Renegade Kid's episodic Moon Chronicles - an updated port of the Nintendo DS title Moon - has now delivered Episodes 2-4 as downloadable content, allowing players to finally finish the entire game. As a first-person shooter, Moon Chronicles stands out on the eShop and is a welcome change from the vast collection of puzzlers and platformers; while its' old-school mechanics and progression make the game feel like a relic of PC gaming's past, and while it can't stand up to today's sophisticated shooters, fans of classics like Wolfenstein 3D will find a lot to love.
When last we saw Major Kane [corrected, we originally called him Commander Kane], he had begun to unravel a deep conspiracy hidden deep within Earth's moon. While trying to be relatively spoiler-free, we'll say he escaped doom, made use of the futuristic moon rover Lola and then continued his journey. Now, Kane must try to find lost comrades, discover the shocking truth behind the lies told to him and stop an unknown force.
The story sounds compelling - and it is interesting, in a very predictable way - but most of it is told through dialogue boxes on the touch screen. We'd have loved to see some more detailed cutscenes and character development, especially in an episodic adventure, but Moon Chronicles is more focused on its gameplay; thankfully this is typically solid.
Episodes 2-4 follow the formula introduced in Episode 1, which we enjoyed. Playing as Commander Kane, players will travel and fight through corridor-filled stages in order to shut down alien machines, get to power sources and complete other simple objectives. Along the way there are secret paths, items to increase health and ammo, new weapons to find and more; each stage culminates in a boss fight, which is pattern-based and will be familiar to anyone who's played a Metroid game. The Remote Access droid, meanwhile, also plays a large part in each stage, using it to access small areas that Major Kane can't reach. Overall, the traversal through corridors and hidden rooms will remind older players of classic PC shooters from the '90s.
Renegade Kid made a wise decision in releasing Episodes 2-4 at once. While each episode offers 75-90 minutes of gameplay, the structure feels a bit out of place for a first-person shooter/exploration game. There is no gripping narrative to keep players on the edge of their seats, each stage looks relatively similar to the last, and there are no choices or decisions to affect future episodes, like in many of Telltale Games' recent releases. Instead, the episode breaks feel like unnecessary interruptions. It should also be mentioned that players must update the game in the eShop before attempting to download the rest of the episodes; thankfully purchasing the rest of the episodes is intuitive and clear, which is more than we can say for a lot of DLC released on Nintendo systems.

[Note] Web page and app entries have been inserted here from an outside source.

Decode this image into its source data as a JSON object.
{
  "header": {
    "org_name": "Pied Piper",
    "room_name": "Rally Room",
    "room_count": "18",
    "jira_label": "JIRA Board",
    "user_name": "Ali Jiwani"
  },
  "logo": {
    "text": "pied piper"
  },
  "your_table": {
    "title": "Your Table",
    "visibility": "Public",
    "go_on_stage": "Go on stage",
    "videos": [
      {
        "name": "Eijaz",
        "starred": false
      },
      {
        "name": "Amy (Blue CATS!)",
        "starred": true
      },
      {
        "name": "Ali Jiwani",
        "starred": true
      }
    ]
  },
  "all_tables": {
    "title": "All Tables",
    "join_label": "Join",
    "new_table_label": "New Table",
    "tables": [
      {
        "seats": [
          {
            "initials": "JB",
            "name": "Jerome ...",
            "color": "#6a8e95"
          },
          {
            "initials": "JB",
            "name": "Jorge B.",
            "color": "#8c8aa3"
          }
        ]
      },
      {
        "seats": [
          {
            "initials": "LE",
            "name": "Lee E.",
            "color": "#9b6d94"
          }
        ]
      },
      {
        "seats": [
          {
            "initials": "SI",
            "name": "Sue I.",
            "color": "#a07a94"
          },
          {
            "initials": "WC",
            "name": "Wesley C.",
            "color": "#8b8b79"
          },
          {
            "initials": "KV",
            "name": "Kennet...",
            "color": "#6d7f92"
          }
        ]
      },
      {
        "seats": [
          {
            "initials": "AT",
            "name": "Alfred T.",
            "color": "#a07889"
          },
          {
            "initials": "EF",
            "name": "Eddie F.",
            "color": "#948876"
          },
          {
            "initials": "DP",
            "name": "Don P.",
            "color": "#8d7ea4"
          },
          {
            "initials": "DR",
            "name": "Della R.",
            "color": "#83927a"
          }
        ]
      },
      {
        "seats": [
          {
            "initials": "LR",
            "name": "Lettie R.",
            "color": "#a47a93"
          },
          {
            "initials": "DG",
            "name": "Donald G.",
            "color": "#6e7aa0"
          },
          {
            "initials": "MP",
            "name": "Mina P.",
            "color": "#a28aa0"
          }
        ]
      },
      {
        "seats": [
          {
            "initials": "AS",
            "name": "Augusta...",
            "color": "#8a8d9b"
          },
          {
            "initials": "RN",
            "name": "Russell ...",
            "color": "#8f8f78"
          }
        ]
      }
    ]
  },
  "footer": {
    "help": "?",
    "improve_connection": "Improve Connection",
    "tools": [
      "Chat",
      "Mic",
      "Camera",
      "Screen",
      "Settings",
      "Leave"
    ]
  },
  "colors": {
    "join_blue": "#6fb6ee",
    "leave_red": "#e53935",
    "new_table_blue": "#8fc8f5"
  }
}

There are a wealth of control options in Moon Chronicles, from the default Circle Pad / stylus combination to compatibility with the Circle Pad Pro. Moving with the Circle Pad and looking around with the stylus isn't ideal for those whose hands cramp easily, but the controls are responsive and only take a few moments to get used to. Shooting is done with the left shoulder button, and the guns encountered in the game shoot and feel distinct from each other. Renegade Kid has also updated the experience to work with the New 3DS, which should eliminate hand cramping further.
At a smooth 60 frames per second - even with the 3D effect turned on - Moon Chronicles is no technical slouch. Unfortunately the visuals are a bit drab, with repetitive tilesets and enemies that all look the same. The pre-boss fight cutscenes are generic and lack variety: Kane enters a room, a giant monster jumps out and that's it. Also disappointing is the audio, with forgettable and generic music, and some may also grow tired of Kane's grunts as he takes damage.
Moon Chronicles isn't a revolutionary game, but its old-school design doesn't detract from the fun. Renegade Kid should be applauded for continuing to deliver solid experiences on the eShop, and anyone looking for a challenging, action-packed experience should find a place for Moon Chronicles in their library.